Originally Posted by Inuzuka
So ultimately the question cannot be answered, with reference to your post (Or was your post the result of my inability to clarify the meaning behind the question posed in the first post) It all depends on how you live ultimately, how you choose to live, what you think is right, and what you think is conducive for yourself. Different studying methods ar suitable for different people, the same goes for philosophy. You are the one who judges what is correct and what isn't. The choice is yours ultimately.
This is your interpretation of what that followed from my post, not bad, but not quite my point. I believe in a definition of "life experience", as well as the idea of being dead while alive. But what within that question pertains to this conversation - which I was explaining - is the fact that I don't
believe life experience should be regarded strictly in terms of social interactions, physical developments and activities, or co-existence. Therefore, I was pointing out that Stoicism/living in contemplation of life, was also a legitimate form of life experience, at least from the perspective of its philosophical origins.
Regarding the meaning behind the question in the first post. 'Life experience' means 'wisdom/philosophy you can gain only by experiencing things'. And 'stotic philosophy' dosen't refer to stoticism. (terribly sorry, my ignorance in such matters caused you guys such confusion) It merely refers to 'contemplating about life progressivly from a third person view'.
In other words, would you be able to find a more suitable philosophy for living your life from looking at it from a third person perspective, or would you be better able to do it from experiencing it in first-person.
There seems to be a logical contradiction in the way you phrased the question.

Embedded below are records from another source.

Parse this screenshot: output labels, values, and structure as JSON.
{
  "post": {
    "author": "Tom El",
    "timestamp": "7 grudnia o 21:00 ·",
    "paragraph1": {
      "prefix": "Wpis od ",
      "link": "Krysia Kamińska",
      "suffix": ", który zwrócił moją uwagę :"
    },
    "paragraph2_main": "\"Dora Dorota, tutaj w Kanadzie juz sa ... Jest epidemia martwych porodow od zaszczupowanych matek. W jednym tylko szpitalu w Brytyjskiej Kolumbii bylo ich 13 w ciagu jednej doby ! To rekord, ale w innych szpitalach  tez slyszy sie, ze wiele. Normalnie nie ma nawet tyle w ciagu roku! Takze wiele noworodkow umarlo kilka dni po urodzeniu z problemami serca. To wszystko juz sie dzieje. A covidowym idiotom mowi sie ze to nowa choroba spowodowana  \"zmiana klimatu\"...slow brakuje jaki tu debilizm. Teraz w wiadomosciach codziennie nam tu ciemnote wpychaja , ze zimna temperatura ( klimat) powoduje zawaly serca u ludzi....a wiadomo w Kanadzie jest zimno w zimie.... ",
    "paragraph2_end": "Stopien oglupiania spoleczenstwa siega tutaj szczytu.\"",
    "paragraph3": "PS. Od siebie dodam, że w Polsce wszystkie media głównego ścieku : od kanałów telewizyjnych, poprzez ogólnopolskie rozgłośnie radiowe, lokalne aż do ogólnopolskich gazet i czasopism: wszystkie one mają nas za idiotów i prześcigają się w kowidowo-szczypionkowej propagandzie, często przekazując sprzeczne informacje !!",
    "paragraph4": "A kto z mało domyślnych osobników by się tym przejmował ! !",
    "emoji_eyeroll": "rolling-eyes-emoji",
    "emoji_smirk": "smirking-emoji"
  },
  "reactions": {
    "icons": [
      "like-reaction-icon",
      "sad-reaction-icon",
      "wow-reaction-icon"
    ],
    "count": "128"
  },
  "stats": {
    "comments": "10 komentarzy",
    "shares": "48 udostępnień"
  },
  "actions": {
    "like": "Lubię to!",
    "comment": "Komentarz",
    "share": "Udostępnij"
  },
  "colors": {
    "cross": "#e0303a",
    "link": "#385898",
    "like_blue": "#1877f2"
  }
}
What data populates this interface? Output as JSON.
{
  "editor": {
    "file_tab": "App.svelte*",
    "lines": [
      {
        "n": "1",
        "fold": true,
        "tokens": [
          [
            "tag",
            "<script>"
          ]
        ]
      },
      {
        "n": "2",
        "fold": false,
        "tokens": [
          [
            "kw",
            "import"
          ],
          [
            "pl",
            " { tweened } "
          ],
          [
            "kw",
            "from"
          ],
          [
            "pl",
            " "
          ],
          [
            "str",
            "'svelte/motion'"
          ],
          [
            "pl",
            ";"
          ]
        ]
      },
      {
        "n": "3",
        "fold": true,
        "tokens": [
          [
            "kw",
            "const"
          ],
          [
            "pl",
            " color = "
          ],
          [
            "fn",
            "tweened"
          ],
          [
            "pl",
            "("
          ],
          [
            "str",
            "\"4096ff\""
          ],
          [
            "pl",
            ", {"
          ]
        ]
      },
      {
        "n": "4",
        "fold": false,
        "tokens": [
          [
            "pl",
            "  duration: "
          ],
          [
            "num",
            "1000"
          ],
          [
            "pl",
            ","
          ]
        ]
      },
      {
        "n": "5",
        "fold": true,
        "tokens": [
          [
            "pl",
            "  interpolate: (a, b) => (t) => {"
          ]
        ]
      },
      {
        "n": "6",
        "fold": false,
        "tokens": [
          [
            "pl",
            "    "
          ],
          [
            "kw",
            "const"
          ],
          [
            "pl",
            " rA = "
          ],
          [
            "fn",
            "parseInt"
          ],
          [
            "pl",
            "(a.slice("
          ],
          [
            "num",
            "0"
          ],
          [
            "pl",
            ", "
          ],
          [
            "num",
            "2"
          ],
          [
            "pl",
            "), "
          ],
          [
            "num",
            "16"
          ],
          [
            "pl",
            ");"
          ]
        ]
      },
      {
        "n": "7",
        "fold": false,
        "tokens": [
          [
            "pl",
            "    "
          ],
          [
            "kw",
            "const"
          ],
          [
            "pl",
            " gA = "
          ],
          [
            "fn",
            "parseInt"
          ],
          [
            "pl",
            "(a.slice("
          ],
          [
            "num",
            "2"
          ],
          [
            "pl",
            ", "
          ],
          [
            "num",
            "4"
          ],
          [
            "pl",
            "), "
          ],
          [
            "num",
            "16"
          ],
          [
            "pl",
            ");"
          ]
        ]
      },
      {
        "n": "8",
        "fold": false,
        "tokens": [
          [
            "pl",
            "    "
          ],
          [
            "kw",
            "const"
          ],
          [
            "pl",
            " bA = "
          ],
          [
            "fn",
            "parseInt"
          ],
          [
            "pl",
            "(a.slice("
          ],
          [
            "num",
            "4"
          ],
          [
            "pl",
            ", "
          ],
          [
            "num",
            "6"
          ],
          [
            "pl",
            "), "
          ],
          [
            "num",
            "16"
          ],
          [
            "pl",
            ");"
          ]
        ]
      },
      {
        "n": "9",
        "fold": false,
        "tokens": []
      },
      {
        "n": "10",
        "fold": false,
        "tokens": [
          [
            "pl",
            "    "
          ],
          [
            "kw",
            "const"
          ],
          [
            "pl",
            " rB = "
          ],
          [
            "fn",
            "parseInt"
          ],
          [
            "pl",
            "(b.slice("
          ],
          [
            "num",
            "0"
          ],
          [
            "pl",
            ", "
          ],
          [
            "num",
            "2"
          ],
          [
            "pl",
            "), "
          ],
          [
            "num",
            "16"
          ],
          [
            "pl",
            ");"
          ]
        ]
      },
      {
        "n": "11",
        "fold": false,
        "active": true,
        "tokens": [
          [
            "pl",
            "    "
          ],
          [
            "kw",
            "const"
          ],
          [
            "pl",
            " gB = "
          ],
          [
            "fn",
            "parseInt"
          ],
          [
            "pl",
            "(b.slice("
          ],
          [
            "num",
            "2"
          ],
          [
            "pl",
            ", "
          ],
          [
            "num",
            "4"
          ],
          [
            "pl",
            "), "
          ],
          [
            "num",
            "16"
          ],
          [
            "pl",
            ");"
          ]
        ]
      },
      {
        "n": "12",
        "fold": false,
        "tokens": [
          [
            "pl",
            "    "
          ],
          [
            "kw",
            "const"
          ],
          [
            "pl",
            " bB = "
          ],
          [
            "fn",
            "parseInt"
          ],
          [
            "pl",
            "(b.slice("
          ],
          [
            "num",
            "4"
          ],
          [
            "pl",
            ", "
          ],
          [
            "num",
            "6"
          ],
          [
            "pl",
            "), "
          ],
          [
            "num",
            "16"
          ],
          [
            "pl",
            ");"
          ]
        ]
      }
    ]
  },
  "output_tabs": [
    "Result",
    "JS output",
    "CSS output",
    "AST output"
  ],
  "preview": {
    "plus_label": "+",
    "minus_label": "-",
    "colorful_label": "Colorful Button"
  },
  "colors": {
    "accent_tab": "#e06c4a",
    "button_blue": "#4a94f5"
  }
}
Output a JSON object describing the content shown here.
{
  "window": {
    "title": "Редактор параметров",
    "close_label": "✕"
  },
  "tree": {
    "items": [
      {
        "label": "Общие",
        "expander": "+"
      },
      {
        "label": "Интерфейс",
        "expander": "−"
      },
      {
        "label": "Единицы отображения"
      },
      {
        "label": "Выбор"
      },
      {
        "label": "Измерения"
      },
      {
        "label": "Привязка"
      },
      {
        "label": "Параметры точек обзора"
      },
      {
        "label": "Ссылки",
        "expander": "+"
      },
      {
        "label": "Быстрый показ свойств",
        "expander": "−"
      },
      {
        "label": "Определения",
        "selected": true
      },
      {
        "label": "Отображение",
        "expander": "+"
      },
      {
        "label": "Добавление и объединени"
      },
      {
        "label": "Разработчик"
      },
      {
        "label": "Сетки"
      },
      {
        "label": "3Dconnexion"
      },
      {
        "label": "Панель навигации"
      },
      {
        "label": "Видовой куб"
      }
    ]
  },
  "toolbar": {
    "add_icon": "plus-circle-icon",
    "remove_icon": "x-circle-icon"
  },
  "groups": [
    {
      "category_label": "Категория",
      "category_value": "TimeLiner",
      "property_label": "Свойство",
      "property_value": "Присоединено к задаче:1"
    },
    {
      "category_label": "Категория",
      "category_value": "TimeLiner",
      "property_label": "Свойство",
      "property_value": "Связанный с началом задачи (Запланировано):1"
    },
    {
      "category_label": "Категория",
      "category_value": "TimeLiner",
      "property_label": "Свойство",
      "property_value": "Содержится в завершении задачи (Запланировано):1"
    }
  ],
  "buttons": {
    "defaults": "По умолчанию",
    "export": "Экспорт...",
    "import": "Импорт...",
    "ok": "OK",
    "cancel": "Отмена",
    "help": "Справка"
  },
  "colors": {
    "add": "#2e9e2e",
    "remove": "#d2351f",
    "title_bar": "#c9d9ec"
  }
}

But I appreciate the attempt to perpetuate the discussion
Even if you look at your life from a third person perspective, you can't stop yourself from experiencing-those things which you are viewing in the third person- in first person. They are intertwined.*
I humbly suggest to rephrase it as "viewing your life from your own perspective,(not taking into account the third-person absolute)
, or from a third person view, (wholly objective and nonsusceptible to your prejudices and passions)
?" (to simplify it -> your perspective v. a neutral perspective instead of your life experience versus a third person perspective)
I believe it would be better to acknowledge your own first person view, but then adopt a third person perspective (as in, a neutral and objective viewpoint) when taking measures and balancing rights and wrongs. This allows for one to act based on reason and morality, instead of irrational passions (frustration, anger, jealousy, etc).
*Assuming someone can contemplate their lives - or life in general - from a third-person view, this should not hinder them from incorporating their own natural perception and judgment into it. Not viewing your life from your own perspective is a merely abstract concept, which is, in a practical sense, seemingly impossible. Can you stop yourself from feeling the impact of others and their actions? How can you stop yourself from passing your own judgment into the world around you, and even the smallest incidents? In order to not
look at the world according to your own view (first person view), it would be necessary to extinguish all your sense of morality, values, impressions, judgements, past experience, etc. I can see this being possible in a theoretical sense, however. Ultimately it boils down to the question I presented as stated above, I think.